You may see diversity in particular sports, and that's wonderful that you see it in football, basketball and mainly in track, but we should see it in all of our sports, right? All of our sports should have the goal or the desire to bring diverse students to campus. Not only does it help from an athletics standpoint, but it diversifies our campus as a whole and enhances the experience. Also, it's not just about student-athletes. Look at the coaching staff and administrative staff. It's one thing to bring different, diverse student-athletes to campus, but they want to see people that look like them, as well. They want to find that there's someone there they can relate to and know that we're holding ourselves accountable and ensuring that we are hiring the best individuals, of course, but also those who will bring diversity and different thoughts, different ways of coaching. Yes, we might have better numbers from different sports. It just doesn't stop there.
Is it important to look at what you are doing institutionally as well as how you can improve relationships between races on the same team?
I think it is. You have to look at both. It's an educational process for all. When students are in their classroom, being able to have the opportunity to be educated regarding diversity and inclusion. And then from a student-athlete perspective, it's more of a conversation of support for one another. Your teammates are there for you, but I think a lot of times — and this is just my opinion — student-athletes don't know how to support one another when they're in a situation where they don't have the resources or even understand or can even relate. So I think this has provided us that opportunity to say, "Okay, we need to educate all of ourselves on how we have civil conversation, how we continue to support one another, and open up everyone's eyes in this situation." But I do think it has to happen on campus, too, because the student-athletes are in class with students who they don't know just as much as they are with their teammates.
How do you go about setting up that educational process?

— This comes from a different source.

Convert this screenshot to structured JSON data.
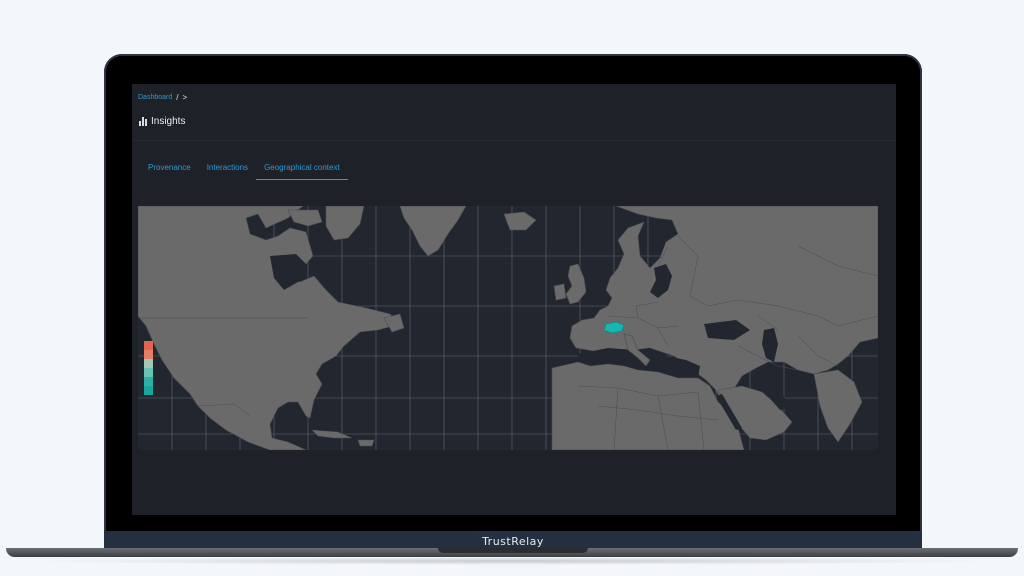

The wonderful thing right now is that our coaches are all in, and are already having conversations with their teams — some at the request of non-student-athletes of color and some with student-athletes of color. Our Student Welfare & Development department has also provided resources — our sports psychologists and our Staff Diversity and Inclusion director, Eric Love. So, we've already provided some resources for coaches to have these conversations with their student-athletes. Our student-athletes are asking for programs. They're taking the lead, and I'm centralizing what they want to do. If there's something that a group wants to do, let's see if there's something that another team can do or if that programming should be done by everyone. It's not solely on me to create the programming. I think we have the infrastructure on campus to help us. I'm just kind of that middle person who can make sure that we're using the resources that we have, make sure we're not leaving out anyone who could benefit from it. Will I come up with some programming? Yes. But at this point it's more letting our student-athletes use their voice and tell us what they need.
Are they aware that this new position exists and are they free to contact you directly?
Yeah. Also, I think it's awesome that our Student-Athlete Advisory Council has made it an initiative of their own to have two individuals who are focused on the StaND Together initiative. I'm working with them to ensure that the programming and the conversations that they want to have are rolling back up to our StaND Together Initiative. Believe me, I get a lot of emails from student-athletes who are ready. They're ready to move and ready to act.
This article originally appeared in the September 2020 issue of Athletic Business with the title "Notre Dame adds a name to its diversity efforts." Athletic Business is a free magazine for professionals in the athletic, fitness and recreation industry. Click here to subscribe.